Turkey's president has said that up to three million Syrian refugees could return to their country to live in a "safe zone" in the north.
Recep Tayyip Erdogan said the zone - which is already being set up in co-operation with the US - needed to be extended for the goal to be met.
US-backed Kurdish fighters earlier moved back from a strip of Syrian territory along the Turkish border.
Turkey regards the Kurdish forces as terrorists.
Mr Erdogan's comments came after talks in Ankara with the presidents of Russia and Iran, Vladimir Putin and Hassan Rouhani.
The Kurds have yet to respond to Mr Erdogan's plan, but they are almost certain to bitterly oppose it, the BBC's Alan Johnston reports.
Earlier this month, Turkey warned it might reopen the route for Syrian refugees to enter Europe if it did not get more international support for the "safe zone" in northern Syria.
Turkey is hosting more than 3.6 million Syrians who have fled the civil war that began in 2011.
Tens of thousands of civilians have already fled north from Idlib, a province held by rebel and jihadist forces, to the Turkish border.
Under a 2016 agreement with the EU, Turkey imposed stronger controls to curb the flow of migrants and refugees to Europe.
The deal involved an EU pledge to provide €6bn (£5.4bn; $6.6bn) in aid to Turkey to house Syrian refugees.

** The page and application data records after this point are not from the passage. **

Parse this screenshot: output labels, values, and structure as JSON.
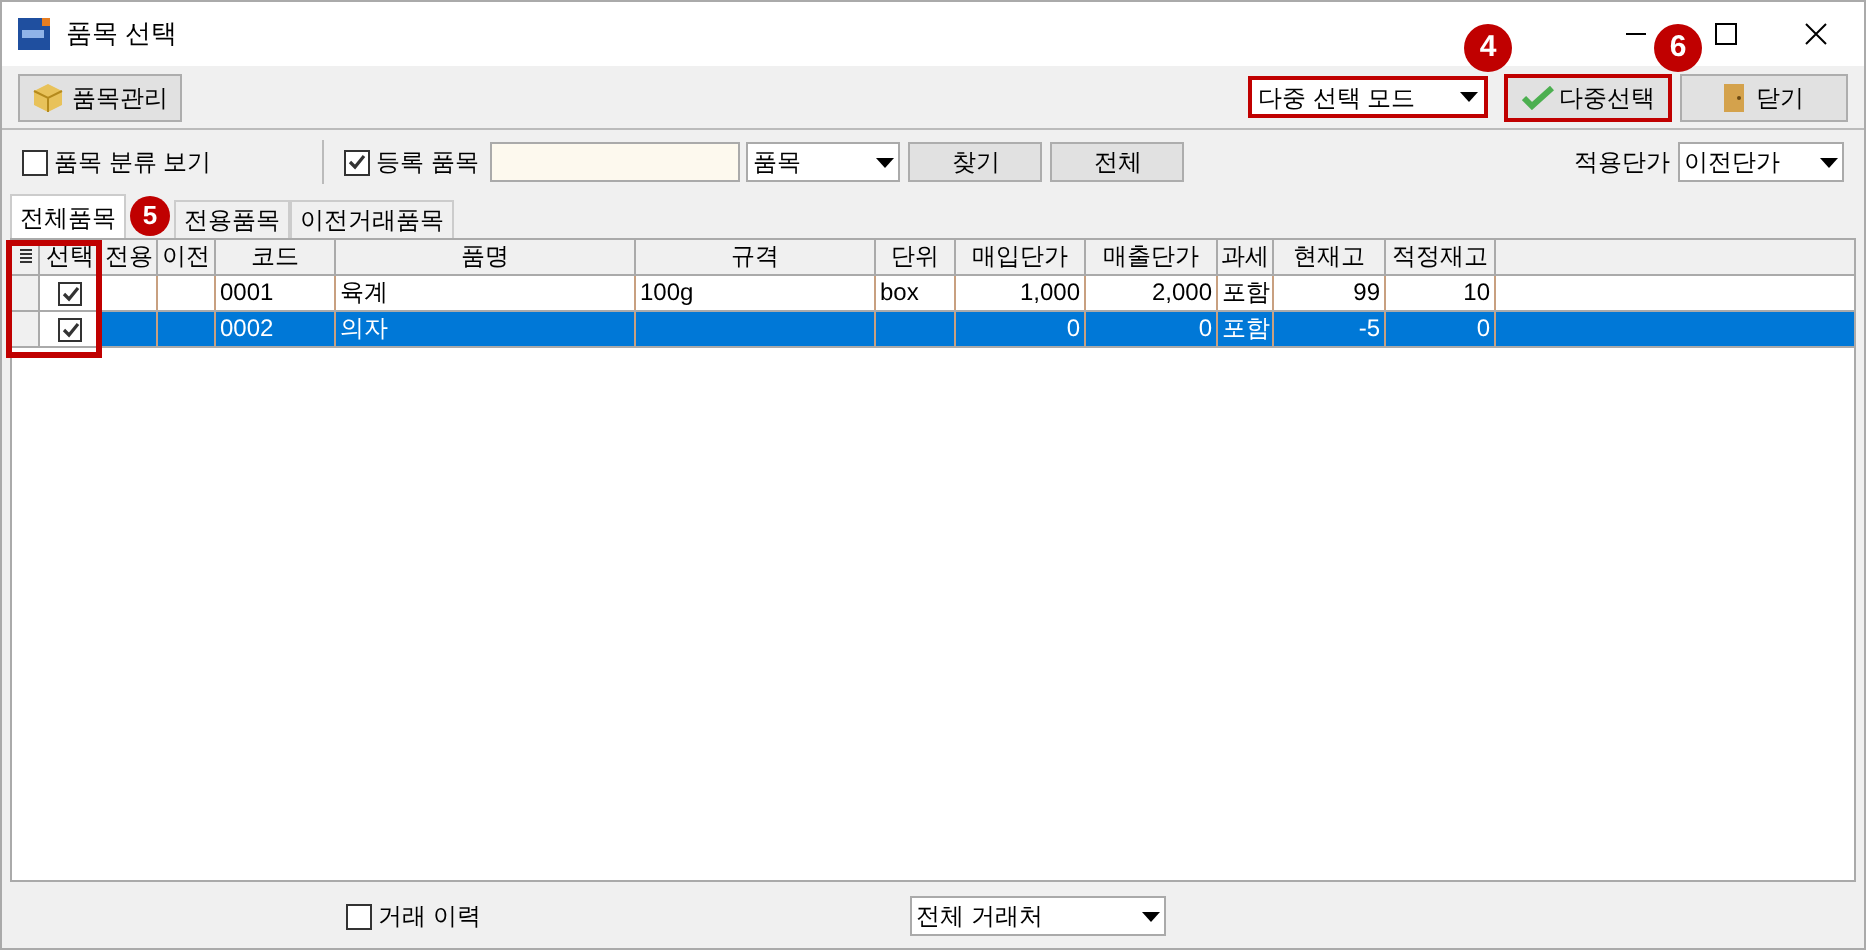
{
  "window": {
    "title": "품목 선택"
  },
  "toolbar": {
    "manage_button": {
      "label": "품목관리"
    },
    "mode_select": {
      "value": "다중 선택 모드",
      "badge": "4"
    },
    "multi_select_button": {
      "label": "다중선택",
      "badge": "6"
    },
    "close_button": {
      "label": "닫기"
    }
  },
  "filters": {
    "category_view": {
      "label": "품목 분류 보기",
      "checked": false
    },
    "registered": {
      "label": "등록 품목",
      "checked": true
    },
    "search_type": {
      "value": "품목"
    },
    "find_button": {
      "label": "찾기"
    },
    "all_button": {
      "label": "전체"
    },
    "price_label": "적용단가",
    "price_select": {
      "value": "이전단가"
    }
  },
  "tabs": [
    {
      "label": "전체품목",
      "selected": true
    },
    {
      "label": "전용품목",
      "selected": false
    },
    {
      "label": "이전거래품목",
      "selected": false
    }
  ],
  "table": {
    "badge": "5",
    "columns": [
      "선택",
      "전용",
      "이전",
      "코드",
      "품명",
      "규격",
      "단위",
      "매입단가",
      "매출단가",
      "과세",
      "현재고",
      "적정재고"
    ],
    "rows": [
      {
        "selected": false,
        "checked": true,
        "code": "0001",
        "name": "육계",
        "spec": "100g",
        "unit": "box",
        "purchase_price": "1,000",
        "sales_price": "2,000",
        "tax": "포함",
        "stock": "99",
        "proper_stock": "10"
      },
      {
        "selected": true,
        "checked": true,
        "code": "0002",
        "name": "의자",
        "purchase_price": "0",
        "sales_price": "0",
        "tax": "포함",
        "stock": "-5",
        "proper_stock": "0"
      }
    ]
  },
  "bottom": {
    "history": {
      "label": "거래 이력",
      "checked": false
    },
    "partner_select": {
      "value": "전체 거래처"
    }
  }
}
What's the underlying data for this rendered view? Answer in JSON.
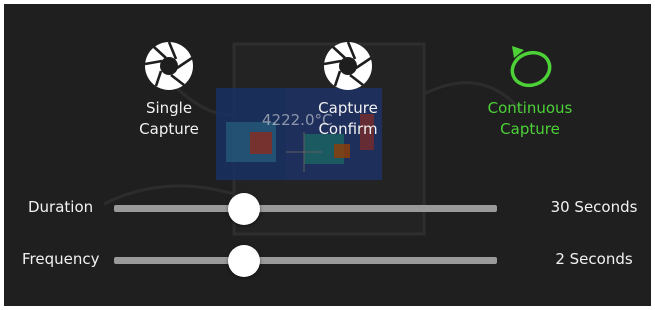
{
  "modes": [
    {
      "label": "Single\nCapture",
      "icon": "shutter-icon",
      "active": false
    },
    {
      "label": "Capture\nConfirm",
      "icon": "shutter-icon",
      "active": false
    },
    {
      "label": "Continuous\nCapture",
      "icon": "refresh-cycle-icon",
      "active": true
    }
  ],
  "camera": {
    "temperature_readout": "4222.0°C"
  },
  "sliders": {
    "duration": {
      "label": "Duration",
      "value_text": "30 Seconds",
      "level": 0.34
    },
    "frequency": {
      "label": "Frequency",
      "value_text": "2 Seconds",
      "level": 0.34
    }
  },
  "colors": {
    "active": "#4cd137",
    "text": "#f2f2f2",
    "track": "#9a9a9a"
  }
}
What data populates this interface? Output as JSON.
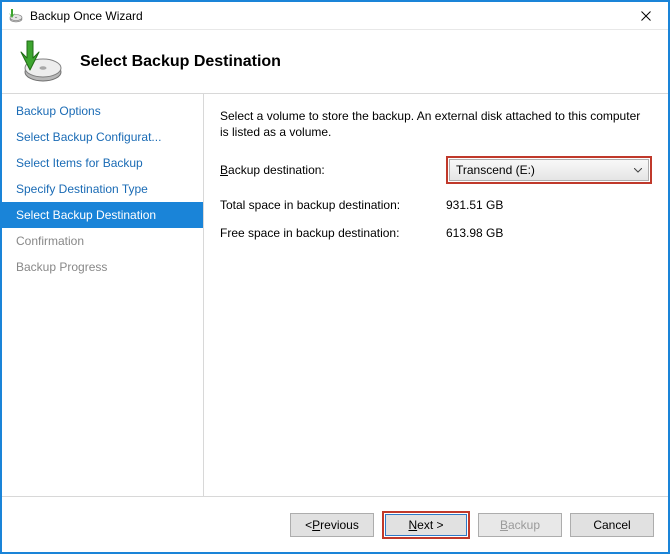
{
  "window": {
    "title": "Backup Once Wizard"
  },
  "header": {
    "title": "Select Backup Destination"
  },
  "sidebar": {
    "items": [
      {
        "label": "Backup Options",
        "state": "link"
      },
      {
        "label": "Select Backup Configurat...",
        "state": "link"
      },
      {
        "label": "Select Items for Backup",
        "state": "link"
      },
      {
        "label": "Specify Destination Type",
        "state": "link"
      },
      {
        "label": "Select Backup Destination",
        "state": "selected"
      },
      {
        "label": "Confirmation",
        "state": "disabled"
      },
      {
        "label": "Backup Progress",
        "state": "disabled"
      }
    ]
  },
  "content": {
    "intro": "Select a volume to store the backup. An external disk attached to this computer is listed as a volume.",
    "dest_label_pre": "B",
    "dest_label_post": "ackup destination:",
    "dest_value": "Transcend (E:)",
    "total_label": "Total space in backup destination:",
    "total_value": "931.51 GB",
    "free_label": "Free space in backup destination:",
    "free_value": "613.98 GB"
  },
  "footer": {
    "prev_pre": "< ",
    "prev_u": "P",
    "prev_post": "revious",
    "next_u": "N",
    "next_post": "ext >",
    "backup_u": "B",
    "backup_post": "ackup",
    "cancel": "Cancel"
  }
}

Mr Erdogan has complained that only €3bn of that has arrived so far, though the EU says €5.6bn has been provided.